REQUIRED WORK:
Report each line from the entries in which "icon" can be found.

EXTRACTED RECORDS:
-----
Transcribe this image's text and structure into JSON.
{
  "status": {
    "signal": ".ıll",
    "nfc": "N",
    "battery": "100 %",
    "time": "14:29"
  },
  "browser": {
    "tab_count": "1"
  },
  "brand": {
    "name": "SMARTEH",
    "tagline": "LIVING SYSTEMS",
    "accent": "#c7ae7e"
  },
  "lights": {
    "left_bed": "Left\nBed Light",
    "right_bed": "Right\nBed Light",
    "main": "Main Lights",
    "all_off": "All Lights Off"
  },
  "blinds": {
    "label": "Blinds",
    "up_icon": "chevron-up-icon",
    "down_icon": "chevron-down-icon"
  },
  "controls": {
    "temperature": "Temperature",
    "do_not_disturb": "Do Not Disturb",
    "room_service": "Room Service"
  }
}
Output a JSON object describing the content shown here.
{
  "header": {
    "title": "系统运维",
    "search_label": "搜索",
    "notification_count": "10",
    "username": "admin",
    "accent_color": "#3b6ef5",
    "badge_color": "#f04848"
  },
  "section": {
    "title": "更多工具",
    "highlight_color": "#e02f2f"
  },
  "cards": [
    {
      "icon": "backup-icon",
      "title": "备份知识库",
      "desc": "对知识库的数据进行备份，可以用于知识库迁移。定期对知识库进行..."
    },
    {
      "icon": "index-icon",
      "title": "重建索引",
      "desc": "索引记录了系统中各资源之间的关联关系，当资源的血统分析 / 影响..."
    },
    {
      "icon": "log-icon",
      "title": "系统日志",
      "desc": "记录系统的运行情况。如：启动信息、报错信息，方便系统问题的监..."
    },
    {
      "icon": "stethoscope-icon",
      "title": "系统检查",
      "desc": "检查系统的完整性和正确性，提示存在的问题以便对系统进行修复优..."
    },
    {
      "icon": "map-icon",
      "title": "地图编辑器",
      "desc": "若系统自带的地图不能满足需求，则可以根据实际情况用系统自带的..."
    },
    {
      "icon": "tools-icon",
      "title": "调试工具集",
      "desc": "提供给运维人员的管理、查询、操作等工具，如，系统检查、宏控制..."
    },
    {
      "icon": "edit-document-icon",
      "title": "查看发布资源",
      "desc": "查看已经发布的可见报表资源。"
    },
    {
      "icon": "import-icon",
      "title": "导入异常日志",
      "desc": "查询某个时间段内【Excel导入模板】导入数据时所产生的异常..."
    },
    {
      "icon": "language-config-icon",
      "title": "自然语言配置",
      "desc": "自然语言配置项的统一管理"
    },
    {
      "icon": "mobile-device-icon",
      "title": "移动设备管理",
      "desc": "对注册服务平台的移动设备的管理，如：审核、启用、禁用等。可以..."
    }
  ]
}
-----
TASK ANSWER:
    "up_icon": "chevron-up-icon",
    "down_icon": "chevron-down-icon"
      "icon": "backup-icon",
      "icon": "index-icon",
      "icon": "log-icon",
      "icon": "stethoscope-icon",
      "icon": "map-icon",
      "icon": "tools-icon",
      "icon": "edit-document-icon",
      "icon": "import-icon",
      "icon": "language-config-icon",
      "icon": "mobile-device-icon",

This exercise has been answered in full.